“The business actually took off before I was really ready,” Hurst said. “In 2010, I did a show in Nashville and had made these wonderful earrings with just a piece of wire. They were lightweight and really cute, but I didn’t realize you had to buff off the end of the wire. I only found out that I was missing that step when people tried on the earrings and mentioned how sharp the end was.”

Hurst continued to learn. She took classes, read books and watched YouTube videos on creating jewelry.

Her creations reflected the styles that appealed to her.

“I’ve always loved modern and contemporary styles, metals and straight lines. That is what appeals to me in the pieces of art work and furniture I am drawn to,” Hurst said. “I also like the organic nature of metal and how metals change over time.”

In 2012, Hurst realized how much the pieces she created appealed to customers.

“Before then, I had been going to festivals and saying, kind of dismissively, ‘Oh, I made this.’ But 2012 was the year I did a lot of big shows and realized that people really wanted to buy these pieces. I also started to see repeat customers,” Hurst said.

Popular creations

One of the first pieces patrons responded to was the mixed metal bracelet.

“Each piece of the bracelet is a little piece of art and I link all the pieces together. The narrow bracelet is probably one of my best sellers,” Hurst said. “One of my favorite things to do is make the bracelets personal for people. I’ve made them where each link represented a child or grandchild. Some have included a charm that had the thumbprint of a loved one that died. And some were medic alert bracelets.”

Another best-seller is the elongated cross necklace. Hurst credited her mother for inspiring the piece.

“I was making small hand-forged crosses when my mother asked if I could make one that was long. She went on to describe exactly what she wanted. That is a piece that I’ve made over and over again,” Hurst said. “Even though I repeat a design, each piece is a little different because everything is handmade. I don’t use molds and nothing is cast. Everything is one of a kind.”

Hurst, who spends every day forging, soldering, hammering, filing and assembling pieces, continues to experiment with her art.

“I love going to workshops and learning.
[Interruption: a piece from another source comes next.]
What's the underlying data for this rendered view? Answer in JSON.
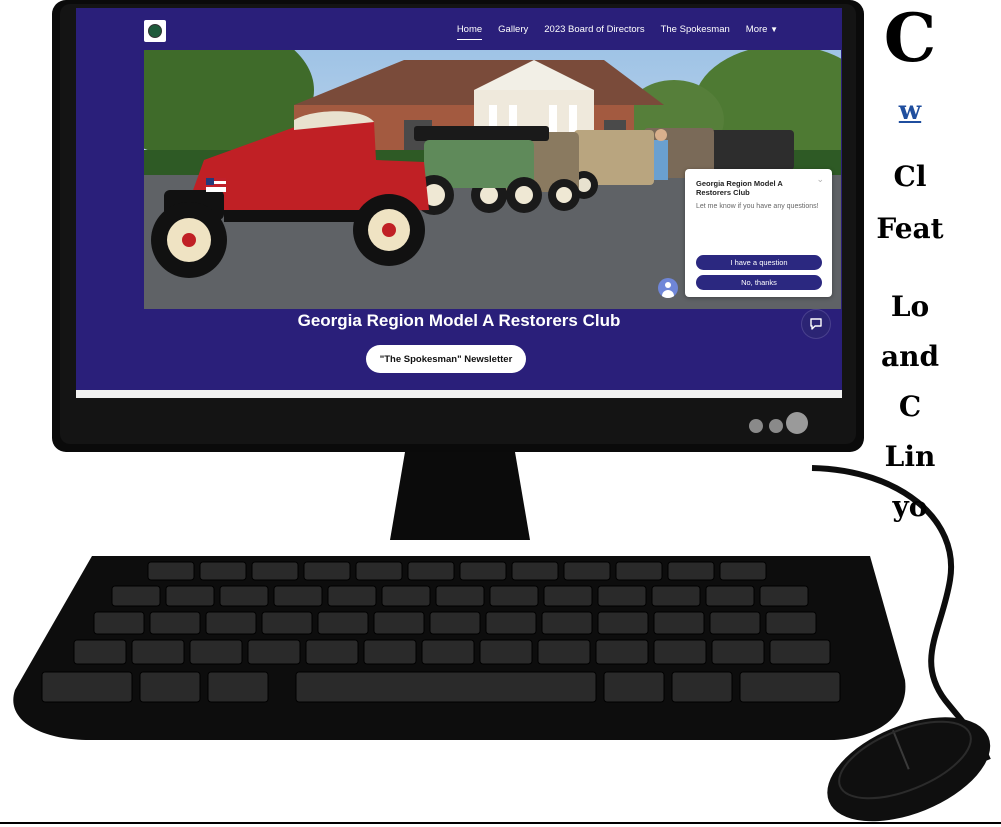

The workshops are like a retreat to me. I want to try different mediums, like pottery, not to develop it into a business, but to be able to take techniques from it and incorporate it into what I’m creating,” Hurst said.
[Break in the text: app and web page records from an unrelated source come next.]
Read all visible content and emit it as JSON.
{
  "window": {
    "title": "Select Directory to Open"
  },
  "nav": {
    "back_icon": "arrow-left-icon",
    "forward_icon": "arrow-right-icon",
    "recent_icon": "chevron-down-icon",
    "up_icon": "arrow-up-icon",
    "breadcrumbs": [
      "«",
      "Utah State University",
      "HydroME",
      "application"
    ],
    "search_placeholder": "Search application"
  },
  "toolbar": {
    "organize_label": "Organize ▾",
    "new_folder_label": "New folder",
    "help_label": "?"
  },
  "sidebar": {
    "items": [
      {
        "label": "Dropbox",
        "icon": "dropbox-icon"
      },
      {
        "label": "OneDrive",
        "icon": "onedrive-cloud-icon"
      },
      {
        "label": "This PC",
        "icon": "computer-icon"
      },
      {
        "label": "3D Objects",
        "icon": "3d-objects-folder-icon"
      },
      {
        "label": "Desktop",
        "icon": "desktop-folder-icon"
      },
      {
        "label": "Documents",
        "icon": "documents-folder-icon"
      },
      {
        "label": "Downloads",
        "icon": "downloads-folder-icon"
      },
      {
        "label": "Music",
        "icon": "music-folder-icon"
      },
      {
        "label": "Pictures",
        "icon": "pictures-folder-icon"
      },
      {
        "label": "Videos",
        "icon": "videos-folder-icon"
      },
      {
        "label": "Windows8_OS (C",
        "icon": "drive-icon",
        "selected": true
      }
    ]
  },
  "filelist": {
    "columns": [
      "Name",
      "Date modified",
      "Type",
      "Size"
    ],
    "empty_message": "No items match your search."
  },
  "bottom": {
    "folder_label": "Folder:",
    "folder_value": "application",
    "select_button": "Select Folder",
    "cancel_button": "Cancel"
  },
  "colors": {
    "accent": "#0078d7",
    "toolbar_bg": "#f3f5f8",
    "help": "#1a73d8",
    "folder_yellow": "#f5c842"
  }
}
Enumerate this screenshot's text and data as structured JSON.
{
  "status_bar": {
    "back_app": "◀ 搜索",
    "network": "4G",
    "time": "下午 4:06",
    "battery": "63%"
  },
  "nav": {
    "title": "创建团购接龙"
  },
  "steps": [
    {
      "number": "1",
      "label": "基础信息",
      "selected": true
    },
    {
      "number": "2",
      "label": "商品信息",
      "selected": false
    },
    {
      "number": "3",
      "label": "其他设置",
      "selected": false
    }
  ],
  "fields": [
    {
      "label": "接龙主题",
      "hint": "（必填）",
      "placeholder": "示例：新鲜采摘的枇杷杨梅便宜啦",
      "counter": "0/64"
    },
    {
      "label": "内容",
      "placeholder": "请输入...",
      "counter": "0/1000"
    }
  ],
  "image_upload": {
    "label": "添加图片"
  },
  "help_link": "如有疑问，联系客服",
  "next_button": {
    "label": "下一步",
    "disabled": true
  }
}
River Clay 

Along with Hurst, other local artists showing at the River Clay Fine Arts Festival are Bonnie Hurst, Bryan Johnson, DeAnn Meely, Johanna Littleton, Kristi Hyde, Rebecca Sower and Rickie Higgins, all of Decatur; and Emily Barkley of Tanner. Artists also will represent Georgia, Tennessee, Mississippi, Michigan, Missouri, New York, Indiana, Kentucky, Florida, North Carolina, Louisiana and Ohio.

River Clay will take place on the grounds of City Hall, 9 a.m.-5 p.m. on Oct. 22 and 10 a.m.-4 p.m. on Oct. 23. Weekend passes cost $5 for adults and are free for children 12 and younger accompanied by an adult. The festival will kick off with River Clay Rendezvous, an arts patron preview party Oct. 21, 5-9 p.m. Tickets cost $60.

For more information, visit